Iterative approach? You mean as opposed to recursive?
Well, most programming is iterative, in that you walk through a set of values rather than taking an object and repeatedly applying a method to simplify until a base case is reached.
So you might iteratively walk through a collection by assigning numbers to each element in the collection (think: an array) and going in sequence through each element. (think: for loop)
Or you might recursively walk through that collection by removing one item, possibly doing something with that item, and passing the resulting set, less one member, back to the same function, which again removes one member and possibly does something with it, etc., until the set is empty.
Many people find recursion to be a difficult notion to get their heads around, but I've never run into anyone having confusion with the iterative approach.
Can you explain more about what you're looking for? Maybe I've misunderstood. At least one of us is confused, in any case. :)
hey i am talking about iterative planning technique for example if i take a simple c++ program how would i plan using iterative development as in this development it is divided into several iteration so how would i start with it
Okay, maybe you mean what I call the 4-R cycle: require, write, refactor, repeat.
Start with a program that does nothing. HelloWorld is a good starting place, because you have nothing invested in the code.
1) Require a new feature. This program would be much better if I added one simple thing. Say, it should prompt me for my name and accept a character string as input. (keep the features simple!)
2) Write that feature.
3) Refactor - well, not much to refactor yet.
4) Repeat: okay, now I want to prompt for first name, accept that, and then prompt for last name and get that as a separate string.
5) Write it.
6) Refactor: oh, look at this. I wrote two prompts and two inputs. Refactor to combine those into functions
void prompt(char *str) and

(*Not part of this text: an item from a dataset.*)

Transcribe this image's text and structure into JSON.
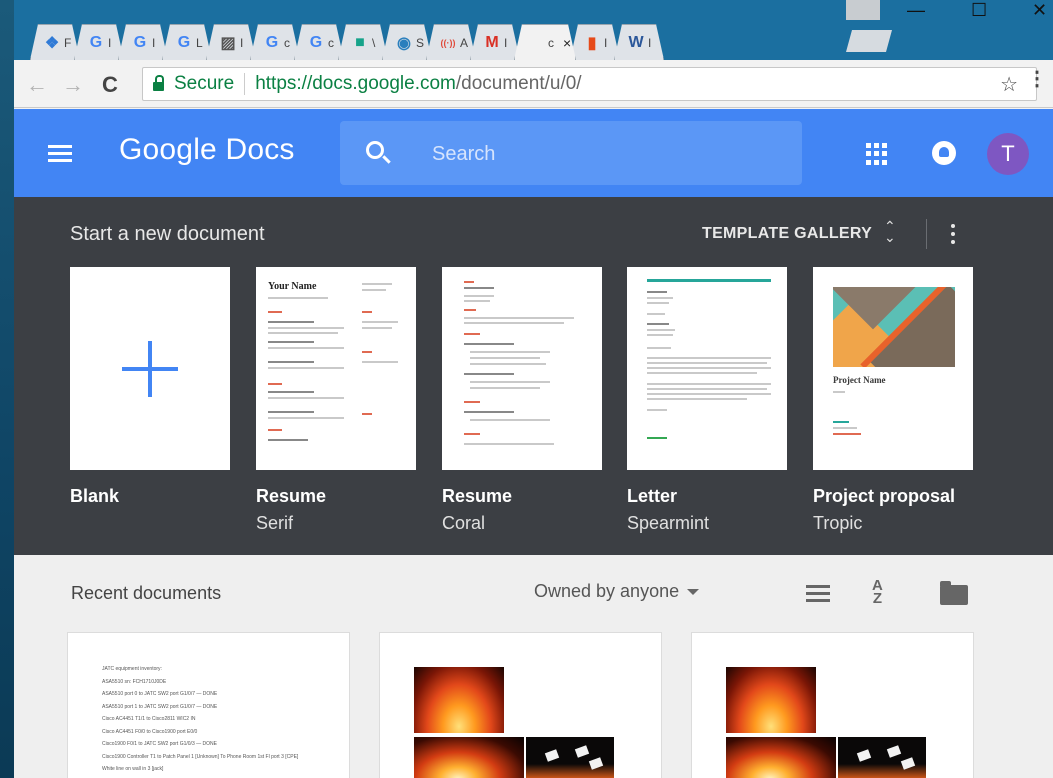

void accept(char *str) // str is destination of input string
You can include writing unit tests in the "write" phase, or in the "require" if you like. I'm going to remain agnostic on that one.
Read any of the plethora of books on agile/extreme/pragmatic methodologies for extremely detaile, not to say long-winded and cultish treatments of this subject.
(is "pragmatic" a methodology or just a brand? I can't tell)